Data for this task:
* * * *
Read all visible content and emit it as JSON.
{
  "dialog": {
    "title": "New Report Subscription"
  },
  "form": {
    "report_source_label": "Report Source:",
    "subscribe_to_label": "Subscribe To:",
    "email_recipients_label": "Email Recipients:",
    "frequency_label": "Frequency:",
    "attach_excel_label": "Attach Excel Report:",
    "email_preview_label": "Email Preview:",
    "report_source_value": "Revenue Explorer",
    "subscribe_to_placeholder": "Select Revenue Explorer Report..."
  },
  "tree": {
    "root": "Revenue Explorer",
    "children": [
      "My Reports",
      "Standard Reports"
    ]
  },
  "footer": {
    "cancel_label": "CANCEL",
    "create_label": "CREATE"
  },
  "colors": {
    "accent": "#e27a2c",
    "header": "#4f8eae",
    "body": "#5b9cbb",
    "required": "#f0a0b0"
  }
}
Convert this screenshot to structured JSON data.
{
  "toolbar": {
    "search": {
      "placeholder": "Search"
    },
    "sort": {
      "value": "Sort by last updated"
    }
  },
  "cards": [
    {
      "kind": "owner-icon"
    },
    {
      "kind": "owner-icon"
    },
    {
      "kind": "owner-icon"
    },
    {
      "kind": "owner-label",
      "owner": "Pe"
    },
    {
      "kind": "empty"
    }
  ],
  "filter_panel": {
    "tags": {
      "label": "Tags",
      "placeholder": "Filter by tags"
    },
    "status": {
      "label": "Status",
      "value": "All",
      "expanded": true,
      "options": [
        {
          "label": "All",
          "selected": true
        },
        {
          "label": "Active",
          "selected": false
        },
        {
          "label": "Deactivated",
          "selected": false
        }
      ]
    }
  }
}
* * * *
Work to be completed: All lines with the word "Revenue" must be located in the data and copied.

Response:
    "report_source_value": "Revenue Explorer",
    "subscribe_to_placeholder": "Select Revenue Explorer Report..."
    "root": "Revenue Explorer",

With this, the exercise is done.